The study, which is the largest of its kind, is published in the journal Scientific Reports. The authors say this research will help improve care and nutrition practices for these endangered animals. Vitamin D deficiency is described by some as a pandemic, thought to affect up to 1 billion people worldwide.
Vitamin D is well-known for its importance in maintaining calcium levels in the body, which is essential to the functioning of bones and muscles. However, vitamin D has a much wider range of biological functions, and prolonged vitamin D deficiency has been associated with a variety of disorders in humans such as heart diseases, cancers, autoimmune diseases, and respiratory infections.
Comparatively little is known about vitamin D in non-human primates. An international team of experts, including academics at the Universities of Nottingham, Birmingham, St George’s and Hong Kong, as well as zoo veterinarians from Twycross and Perth zoos, have set up a Europe-wide research project to investigate this in our closest animal relatives. The international study found that inadequate vitamin D levels are widespread in chimpanzees living in Europe.
This in turn could be a risk factor for the development of a mysterious heart disease that commonly affects them: IMF or Idiopathic Myocardial Fibrosis. The same research group previously investigated IMF in detail and found that a majority of chimpanzees from Europe showed the characteristic changes of this disease, but animals from Africa were not affected.
Dr Melissa Grant at the University of Birmingham said “This is essential research to further understand the factors contributing to maintaining a healthy in-human-care chimpanzee population for the future of the species. Such a wide range of individuals and locations has not been explored before and this reveals potential new ways to care for these animals.”
During the study, the team analysed samples from around 20% of all chimpanzees living in Europe. The samples came from 32 European zoos and sanctuaries and were collected opportunistically when the animals were anaesthetised for health checks or minor veterinary procedures. The researchers analysed the samples along with detailed information about the individual animals and their care practices, as well as their geographical location, to understand which factors could be important for their vitamin D supply.
Sophie Moittie, who led the study originally at Twycross Zoo and is now an assistant professor at the University of St George’s, said, “There is a clear correlation between vitamin D status and several diseases in humans. We share 99% of our DNA with chimpanzees, therefore we need to assume that they might be at risk as well.
It is our responsibility to ensure they get the best care possible, so we can preserve them into the future. Their findings show that unlimited outdoor access resulted in higher vitamin D levels, even for those animals living in Northern Europe, where sunny days are rare compared with their natural African habitat.

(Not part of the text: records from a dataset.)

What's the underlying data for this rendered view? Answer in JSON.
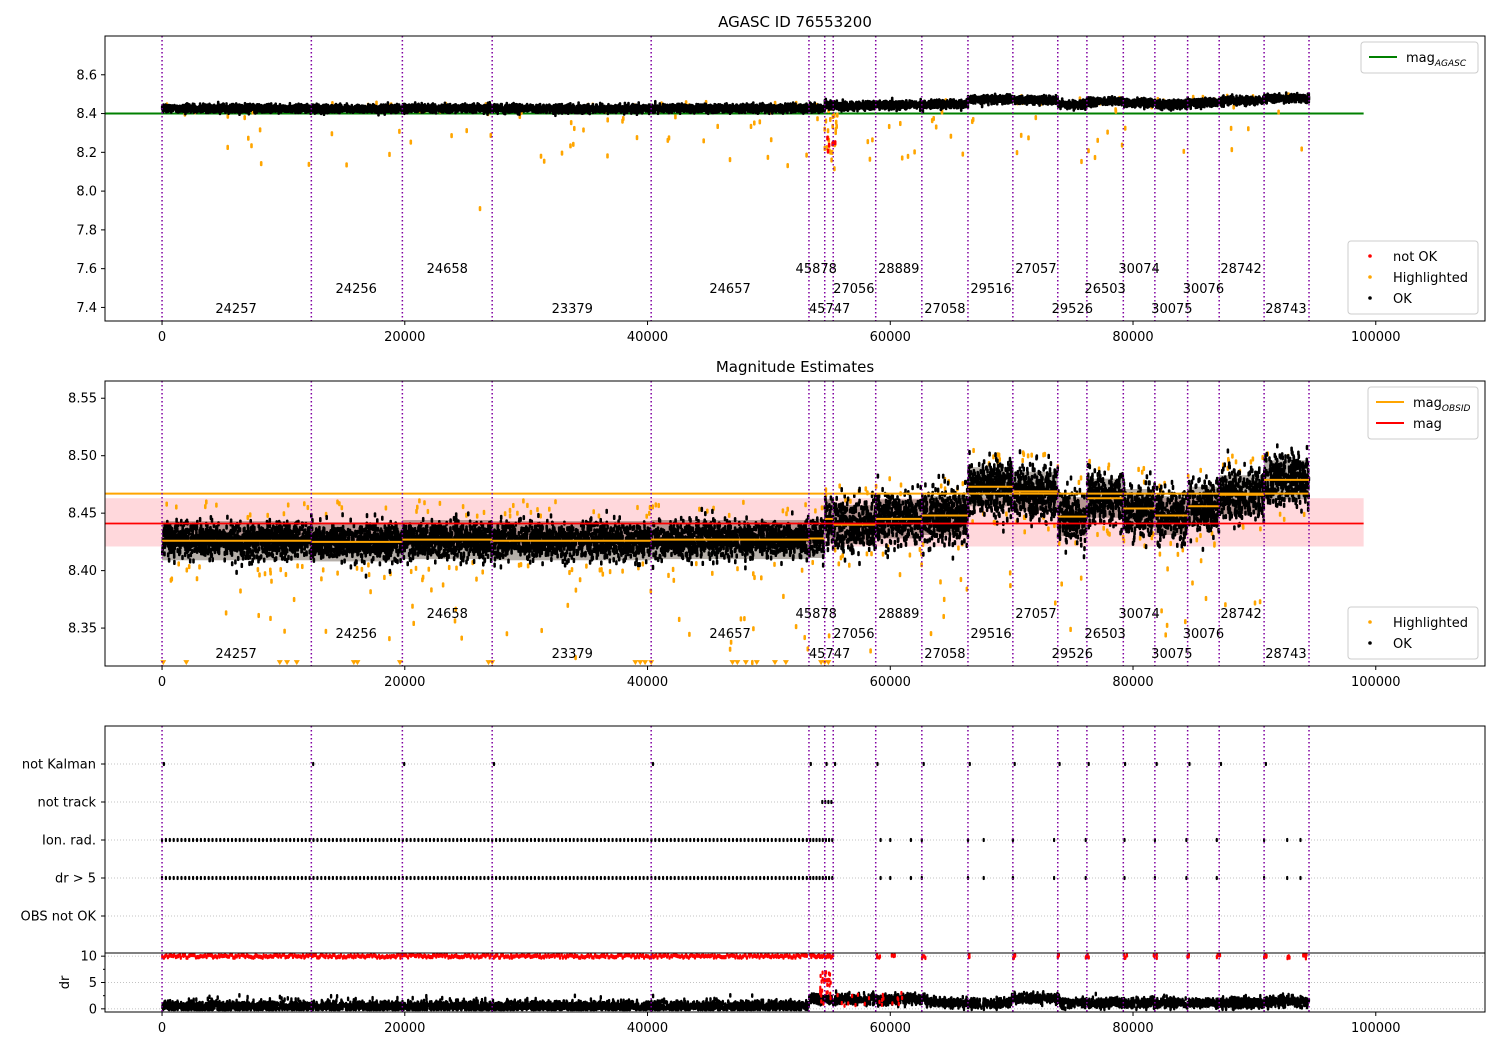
{
  "chart_data": [
    {
      "type": "scatter",
      "title": "AGASC ID 76553200",
      "xlim": [
        -4700,
        109000
      ],
      "ylim": [
        7.33,
        8.8
      ],
      "xticks": [
        0,
        20000,
        40000,
        60000,
        80000,
        100000
      ],
      "xtick_labels": [
        "0",
        "20000",
        "40000",
        "60000",
        "80000",
        "100000"
      ],
      "yticks": [
        7.4,
        7.6,
        7.8,
        8.0,
        8.2,
        8.4,
        8.6
      ],
      "ytick_labels": [
        "7.4",
        "7.6",
        "7.8",
        "8.0",
        "8.2",
        "8.4",
        "8.6"
      ],
      "hlines": [
        {
          "name": "mag_AGASC",
          "y": 8.4,
          "color": "#008000",
          "x_range": [
            -4700,
            99000
          ]
        }
      ],
      "scatter_series": [
        {
          "name": "not OK",
          "color": "#ff0000"
        },
        {
          "name": "Highlighted",
          "color": "#ffa500"
        },
        {
          "name": "OK",
          "color": "#000000"
        }
      ],
      "legend_upper": {
        "position": "upper right",
        "entries": [
          {
            "label": "mag",
            "sub": "AGASC",
            "color": "#008000",
            "kind": "line"
          }
        ]
      },
      "legend_lower": {
        "position": "lower right",
        "entries": [
          {
            "label": "not OK",
            "color": "#ff0000",
            "kind": "dot"
          },
          {
            "label": "Highlighted",
            "color": "#ffa500",
            "kind": "dot"
          },
          {
            "label": "OK",
            "color": "#000000",
            "kind": "dot"
          }
        ]
      }
    },
    {
      "type": "scatter",
      "title": "Magnitude Estimates",
      "xlim": [
        -4700,
        109000
      ],
      "ylim": [
        8.317,
        8.565
      ],
      "xticks": [
        0,
        20000,
        40000,
        60000,
        80000,
        100000
      ],
      "xtick_labels": [
        "0",
        "20000",
        "40000",
        "60000",
        "80000",
        "100000"
      ],
      "yticks": [
        8.35,
        8.4,
        8.45,
        8.5,
        8.55
      ],
      "ytick_labels": [
        "8.35",
        "8.40",
        "8.45",
        "8.50",
        "8.55"
      ],
      "hlines": [
        {
          "name": "mag",
          "y": 8.441,
          "color": "#ff0000",
          "band": [
            8.421,
            8.463
          ],
          "x_range": [
            -4700,
            99000
          ]
        }
      ],
      "mag_obsid_levels": [
        8.426,
        8.425,
        8.427,
        8.426,
        8.427,
        8.428,
        8.445,
        8.44,
        8.445,
        8.448,
        8.473,
        8.469,
        8.447,
        8.463,
        8.454,
        8.448,
        8.456,
        8.466,
        8.479,
        8.467
      ],
      "legend_upper": {
        "position": "upper right",
        "entries": [
          {
            "label": "mag",
            "sub": "OBSID",
            "color": "#ffa500",
            "kind": "line"
          },
          {
            "label": "mag",
            "sub": "",
            "color": "#ff0000",
            "kind": "line"
          }
        ]
      },
      "legend_lower": {
        "position": "lower right",
        "entries": [
          {
            "label": "Highlighted",
            "color": "#ffa500",
            "kind": "dot"
          },
          {
            "label": "OK",
            "color": "#000000",
            "kind": "dot"
          }
        ]
      }
    },
    {
      "type": "scatter",
      "title": "",
      "xlim": [
        -4700,
        109000
      ],
      "flag_labels": [
        "not Kalman",
        "not track",
        "Ion. rad.",
        "dr > 5",
        "OBS not OK"
      ],
      "dr_yticks": [
        0,
        5,
        10
      ],
      "dr_ytick_labels": [
        "0",
        "5",
        "10"
      ],
      "dr_ylabel": "dr",
      "dr_ylim": [
        -0.6,
        10.6
      ],
      "xticks": [
        0,
        20000,
        40000,
        60000,
        80000,
        100000
      ],
      "xtick_labels": [
        "0",
        "20000",
        "40000",
        "60000",
        "80000",
        "100000"
      ]
    }
  ],
  "observations": {
    "boundaries": [
      0,
      12300,
      19800,
      27200,
      40300,
      53300,
      54600,
      55300,
      58800,
      62600,
      66400,
      70100,
      73800,
      76200,
      79200,
      81800,
      84500,
      87100,
      90800,
      94500
    ],
    "labels": [
      {
        "id": "24257",
        "x": 6100,
        "row": 2
      },
      {
        "id": "24256",
        "x": 16000,
        "row": 1
      },
      {
        "id": "24658",
        "x": 23500,
        "row": 0
      },
      {
        "id": "23379",
        "x": 33800,
        "row": 2
      },
      {
        "id": "24657",
        "x": 46800,
        "row": 1
      },
      {
        "id": "45878",
        "x": 53900,
        "row": 0
      },
      {
        "id": "45747",
        "x": 55000,
        "row": 2
      },
      {
        "id": "27056",
        "x": 57000,
        "row": 1
      },
      {
        "id": "28889",
        "x": 60700,
        "row": 0
      },
      {
        "id": "27058",
        "x": 64500,
        "row": 2
      },
      {
        "id": "29516",
        "x": 68300,
        "row": 1
      },
      {
        "id": "27057",
        "x": 72000,
        "row": 0
      },
      {
        "id": "29526",
        "x": 75000,
        "row": 2
      },
      {
        "id": "26503",
        "x": 77700,
        "row": 1
      },
      {
        "id": "30074",
        "x": 80500,
        "row": 0
      },
      {
        "id": "30075",
        "x": 83200,
        "row": 2
      },
      {
        "id": "30076",
        "x": 85800,
        "row": 1
      },
      {
        "id": "28742",
        "x": 88900,
        "row": 0
      },
      {
        "id": "28743",
        "x": 92600,
        "row": 2
      }
    ]
  },
  "colors": {
    "ok": "#000000",
    "highlighted": "#ffa500",
    "not_ok": "#ff0000",
    "obs_boundary": "#8000a0",
    "agasc_line": "#008000",
    "mag_line": "#ff0000",
    "mag_band": "#ffd8dc"
  }
}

Like in humans, there were also clear differences in vitamin D between seasons, and for many chimpanzees, their end-of-summer concentrations may not be high enough to avoid a winter deficiency. Even chimpanzees living in Southern Europe are at risk of becoming vitamin D deficient, similarly to the humans living there.
These findings will now inform how these animals are cared for in zoos and sanctuaries, contributing to continuous improvements in welfare standards. Professor Kate White from the School of Veterinary Medicine and Science at the University of Nottingham said, “This is a really good example of clinical research informing best practice: unlimited outdoor access for these captive animals is likely to be more important than we previously thought.”
Professor Kerstin Baiker, the lead pathologist of this study from the City University of Hong Kong said, “Vitamin D plays an important role in the transcriptional control of pro-fibrogenic and pro-inflammatory factors in the body, so adequate Vitamin D levels are vital for the health of chimpanzees in our care.”
Though vitamin D was long thought to be important only for bone health, its relevance nowadays is considered very profound. Hundreds, if not thousands of biological processes rely on its presence in humans and other animals, and a lack of this vitamin might be an important contributing factor to many modern human diseases.
Understanding these in other great apes can provide significant benefits to their conservation, and we also might learn important lessons for humans too.